Proposed mechanisms include access by olfactory signaling pathways to the central nervous system via neurotransmitters such as serotonin and dopamine (14). Essential oil inhalation stimulates olfactory receptor cells, thereby transmitting impulses to the limbic system, which is central to autonomic function and emotions (4). In cancer patients who received radioactive iodine therapy, increased saliva production in those who inhaled lemon and ginger essential oil was attributed to activation of both parasympathetic and sympathetic nervous systems (4).
Benefits on improved performance under acute stress conditions have been attributed to aroma-specific pharmacologic and hedonic properties, as well as participant expectations (17).
Some essential oils have been used externally for skin infection due to their antimicrobial activities.
Allergic/hypersensitivity reactions, contact dermatitis with lavender, bergamot, and other essential oils (18) (19) (20). Some essential oils are particularly known as contact sensitizers, including ylang-ylang, lemongrass, jasmine, sandalwood, and clove oils (21).

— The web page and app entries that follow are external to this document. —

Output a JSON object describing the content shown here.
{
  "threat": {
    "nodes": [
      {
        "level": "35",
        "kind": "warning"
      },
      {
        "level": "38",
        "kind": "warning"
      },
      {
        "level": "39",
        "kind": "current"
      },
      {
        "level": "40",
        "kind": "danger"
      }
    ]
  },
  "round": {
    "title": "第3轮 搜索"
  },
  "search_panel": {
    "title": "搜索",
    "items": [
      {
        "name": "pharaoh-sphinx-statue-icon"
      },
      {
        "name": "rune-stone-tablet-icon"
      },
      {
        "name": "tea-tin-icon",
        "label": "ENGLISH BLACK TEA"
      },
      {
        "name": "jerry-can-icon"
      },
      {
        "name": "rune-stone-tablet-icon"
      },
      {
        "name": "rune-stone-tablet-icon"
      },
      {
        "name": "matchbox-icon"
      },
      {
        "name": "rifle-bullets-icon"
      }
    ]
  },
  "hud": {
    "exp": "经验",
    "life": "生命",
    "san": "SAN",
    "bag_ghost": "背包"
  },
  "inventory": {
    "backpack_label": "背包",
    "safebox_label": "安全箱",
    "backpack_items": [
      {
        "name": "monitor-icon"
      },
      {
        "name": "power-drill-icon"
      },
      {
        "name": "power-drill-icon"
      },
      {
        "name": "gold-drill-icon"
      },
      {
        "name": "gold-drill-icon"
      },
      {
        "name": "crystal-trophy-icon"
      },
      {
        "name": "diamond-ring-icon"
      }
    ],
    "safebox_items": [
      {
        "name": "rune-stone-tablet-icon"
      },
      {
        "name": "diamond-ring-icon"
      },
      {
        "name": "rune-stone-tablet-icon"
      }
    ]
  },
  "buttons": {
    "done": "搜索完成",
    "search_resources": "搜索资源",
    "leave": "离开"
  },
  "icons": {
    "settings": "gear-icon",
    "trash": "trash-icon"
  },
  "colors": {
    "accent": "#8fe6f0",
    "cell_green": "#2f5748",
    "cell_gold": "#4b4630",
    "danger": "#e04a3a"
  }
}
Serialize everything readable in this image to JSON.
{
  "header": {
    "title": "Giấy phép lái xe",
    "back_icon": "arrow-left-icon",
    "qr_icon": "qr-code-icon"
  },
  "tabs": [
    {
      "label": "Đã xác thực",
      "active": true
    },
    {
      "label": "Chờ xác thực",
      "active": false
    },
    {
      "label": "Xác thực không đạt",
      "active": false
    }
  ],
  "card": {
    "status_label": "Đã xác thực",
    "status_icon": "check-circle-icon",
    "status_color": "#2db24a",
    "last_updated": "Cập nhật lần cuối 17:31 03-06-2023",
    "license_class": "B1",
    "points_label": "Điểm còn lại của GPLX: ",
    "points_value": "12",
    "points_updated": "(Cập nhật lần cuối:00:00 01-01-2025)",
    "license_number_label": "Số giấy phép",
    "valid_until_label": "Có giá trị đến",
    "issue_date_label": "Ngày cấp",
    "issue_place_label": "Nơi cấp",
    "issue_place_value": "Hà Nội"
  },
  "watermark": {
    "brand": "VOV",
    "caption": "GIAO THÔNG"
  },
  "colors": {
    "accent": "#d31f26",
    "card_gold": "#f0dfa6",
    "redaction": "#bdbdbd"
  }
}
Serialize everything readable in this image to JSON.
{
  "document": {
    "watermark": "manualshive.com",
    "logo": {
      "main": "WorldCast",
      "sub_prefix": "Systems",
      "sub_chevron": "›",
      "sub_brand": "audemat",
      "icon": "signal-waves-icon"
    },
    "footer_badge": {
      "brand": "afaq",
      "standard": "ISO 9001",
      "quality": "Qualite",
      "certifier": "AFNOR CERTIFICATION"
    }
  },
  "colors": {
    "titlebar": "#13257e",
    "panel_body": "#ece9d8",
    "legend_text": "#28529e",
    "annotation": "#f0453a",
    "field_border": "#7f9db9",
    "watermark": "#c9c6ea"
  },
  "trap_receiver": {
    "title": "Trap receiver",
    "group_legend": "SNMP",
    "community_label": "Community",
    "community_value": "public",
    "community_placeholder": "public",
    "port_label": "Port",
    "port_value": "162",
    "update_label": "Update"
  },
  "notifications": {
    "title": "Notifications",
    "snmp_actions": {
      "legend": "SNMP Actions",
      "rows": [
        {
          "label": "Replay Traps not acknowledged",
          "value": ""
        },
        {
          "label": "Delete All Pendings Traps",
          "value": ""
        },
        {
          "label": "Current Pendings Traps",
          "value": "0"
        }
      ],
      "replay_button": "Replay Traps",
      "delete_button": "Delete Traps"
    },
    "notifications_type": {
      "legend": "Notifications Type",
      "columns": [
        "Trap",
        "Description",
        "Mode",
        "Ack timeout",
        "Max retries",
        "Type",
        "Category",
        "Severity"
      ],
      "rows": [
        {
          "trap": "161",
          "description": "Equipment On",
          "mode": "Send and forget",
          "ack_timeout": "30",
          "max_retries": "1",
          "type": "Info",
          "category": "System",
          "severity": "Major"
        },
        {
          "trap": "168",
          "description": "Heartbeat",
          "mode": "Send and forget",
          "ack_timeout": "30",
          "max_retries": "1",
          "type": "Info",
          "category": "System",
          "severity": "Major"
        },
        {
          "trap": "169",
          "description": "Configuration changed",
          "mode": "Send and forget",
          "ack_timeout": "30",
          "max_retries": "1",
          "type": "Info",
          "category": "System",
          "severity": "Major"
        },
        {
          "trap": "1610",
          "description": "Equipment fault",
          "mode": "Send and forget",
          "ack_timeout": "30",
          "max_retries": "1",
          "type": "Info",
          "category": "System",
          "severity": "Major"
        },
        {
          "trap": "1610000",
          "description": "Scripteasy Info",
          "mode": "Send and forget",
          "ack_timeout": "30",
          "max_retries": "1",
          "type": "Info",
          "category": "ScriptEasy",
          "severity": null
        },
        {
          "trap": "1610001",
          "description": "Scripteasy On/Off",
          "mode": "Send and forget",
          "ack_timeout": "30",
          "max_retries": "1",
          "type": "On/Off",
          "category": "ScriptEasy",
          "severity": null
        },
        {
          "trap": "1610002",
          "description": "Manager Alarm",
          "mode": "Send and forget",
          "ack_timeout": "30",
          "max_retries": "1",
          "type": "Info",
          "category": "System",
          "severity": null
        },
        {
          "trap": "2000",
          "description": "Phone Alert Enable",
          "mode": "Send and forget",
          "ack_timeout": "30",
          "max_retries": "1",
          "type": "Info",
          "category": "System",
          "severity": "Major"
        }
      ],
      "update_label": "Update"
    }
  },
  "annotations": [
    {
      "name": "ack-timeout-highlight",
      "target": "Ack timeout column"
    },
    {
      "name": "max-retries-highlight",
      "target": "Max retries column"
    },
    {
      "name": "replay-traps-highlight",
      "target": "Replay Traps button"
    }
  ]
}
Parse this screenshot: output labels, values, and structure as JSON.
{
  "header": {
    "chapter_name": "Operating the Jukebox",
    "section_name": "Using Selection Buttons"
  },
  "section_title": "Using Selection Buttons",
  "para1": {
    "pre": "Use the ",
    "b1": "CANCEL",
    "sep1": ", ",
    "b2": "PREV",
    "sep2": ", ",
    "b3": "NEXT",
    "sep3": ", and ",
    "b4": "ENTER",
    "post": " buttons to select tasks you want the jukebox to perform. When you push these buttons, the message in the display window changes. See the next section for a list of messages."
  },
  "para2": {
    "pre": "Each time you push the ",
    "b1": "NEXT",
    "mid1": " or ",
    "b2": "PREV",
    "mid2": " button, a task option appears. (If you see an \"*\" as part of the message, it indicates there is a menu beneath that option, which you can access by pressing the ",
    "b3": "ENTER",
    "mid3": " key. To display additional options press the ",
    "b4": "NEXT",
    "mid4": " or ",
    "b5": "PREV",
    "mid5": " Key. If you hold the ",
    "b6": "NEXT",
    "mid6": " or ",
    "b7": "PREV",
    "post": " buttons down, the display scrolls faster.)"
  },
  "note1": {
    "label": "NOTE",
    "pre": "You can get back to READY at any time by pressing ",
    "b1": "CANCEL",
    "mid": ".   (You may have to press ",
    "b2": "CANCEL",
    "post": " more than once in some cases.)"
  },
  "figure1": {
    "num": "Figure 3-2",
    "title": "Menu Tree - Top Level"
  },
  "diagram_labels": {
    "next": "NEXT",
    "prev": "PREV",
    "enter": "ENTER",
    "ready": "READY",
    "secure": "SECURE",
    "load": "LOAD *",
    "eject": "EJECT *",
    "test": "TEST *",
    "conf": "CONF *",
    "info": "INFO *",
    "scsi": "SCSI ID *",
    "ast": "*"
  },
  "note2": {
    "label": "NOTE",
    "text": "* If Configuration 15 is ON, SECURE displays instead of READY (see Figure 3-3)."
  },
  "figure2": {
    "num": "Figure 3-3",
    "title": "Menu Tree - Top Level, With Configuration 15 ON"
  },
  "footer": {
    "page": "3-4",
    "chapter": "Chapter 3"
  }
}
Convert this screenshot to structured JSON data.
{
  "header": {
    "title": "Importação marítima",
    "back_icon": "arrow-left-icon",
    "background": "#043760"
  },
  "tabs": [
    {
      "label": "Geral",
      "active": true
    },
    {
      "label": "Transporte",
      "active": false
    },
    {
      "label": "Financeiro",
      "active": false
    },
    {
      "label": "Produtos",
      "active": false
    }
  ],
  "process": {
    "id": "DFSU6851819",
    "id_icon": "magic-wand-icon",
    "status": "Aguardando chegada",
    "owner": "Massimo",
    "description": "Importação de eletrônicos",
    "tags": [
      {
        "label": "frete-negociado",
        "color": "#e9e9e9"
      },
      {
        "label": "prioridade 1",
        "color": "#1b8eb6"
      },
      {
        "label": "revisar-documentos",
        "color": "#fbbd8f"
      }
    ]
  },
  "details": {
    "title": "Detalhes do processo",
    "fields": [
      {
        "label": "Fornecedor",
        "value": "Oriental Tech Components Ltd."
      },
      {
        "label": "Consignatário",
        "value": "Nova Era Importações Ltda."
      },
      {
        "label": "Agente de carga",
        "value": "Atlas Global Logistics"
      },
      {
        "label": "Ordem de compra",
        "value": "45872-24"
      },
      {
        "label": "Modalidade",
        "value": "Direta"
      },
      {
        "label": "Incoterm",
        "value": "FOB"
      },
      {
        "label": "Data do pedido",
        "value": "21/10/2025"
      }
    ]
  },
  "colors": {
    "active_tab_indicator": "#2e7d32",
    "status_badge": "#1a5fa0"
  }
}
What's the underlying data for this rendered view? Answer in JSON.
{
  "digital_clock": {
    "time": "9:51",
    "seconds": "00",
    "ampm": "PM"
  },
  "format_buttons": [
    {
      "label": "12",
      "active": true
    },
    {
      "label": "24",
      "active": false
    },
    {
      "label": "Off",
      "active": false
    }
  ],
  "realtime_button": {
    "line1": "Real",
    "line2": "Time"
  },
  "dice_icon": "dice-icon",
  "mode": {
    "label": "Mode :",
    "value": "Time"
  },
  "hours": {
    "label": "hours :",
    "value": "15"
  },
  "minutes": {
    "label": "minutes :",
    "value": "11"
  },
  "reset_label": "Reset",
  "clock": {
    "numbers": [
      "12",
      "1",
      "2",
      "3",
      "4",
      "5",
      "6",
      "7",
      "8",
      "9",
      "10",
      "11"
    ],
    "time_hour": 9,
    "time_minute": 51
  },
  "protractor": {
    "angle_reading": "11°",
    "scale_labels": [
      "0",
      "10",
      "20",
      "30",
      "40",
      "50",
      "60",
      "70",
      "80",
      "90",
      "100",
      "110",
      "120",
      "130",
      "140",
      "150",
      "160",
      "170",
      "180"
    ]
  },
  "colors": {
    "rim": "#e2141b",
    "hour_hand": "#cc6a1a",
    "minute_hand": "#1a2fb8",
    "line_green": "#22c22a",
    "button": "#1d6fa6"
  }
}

Perioral and intraoral disorders have occurred with peppermint oil (22).
Allergic contact dermatitis, photodermatitis, and occupational dermatitis: With lavender essential oils (18).
Exfoliative dermatitis: With an ayurvedic aromatherapy oil (24).
Prepubertal gynecomastia: With repeated topical application of lavender and tea tree oils (25).
Many major cancer centers offer integrative medicine therapies that include some forms of aromatherapy treatment, either alone or as a component of aromatherapy massage. While there is no mandatory national certification or licensing requirement for aromatherapy, practitioners are usually nurses, massage therapists, or other allied health professionals experienced in working with cancer patients who may have special needs.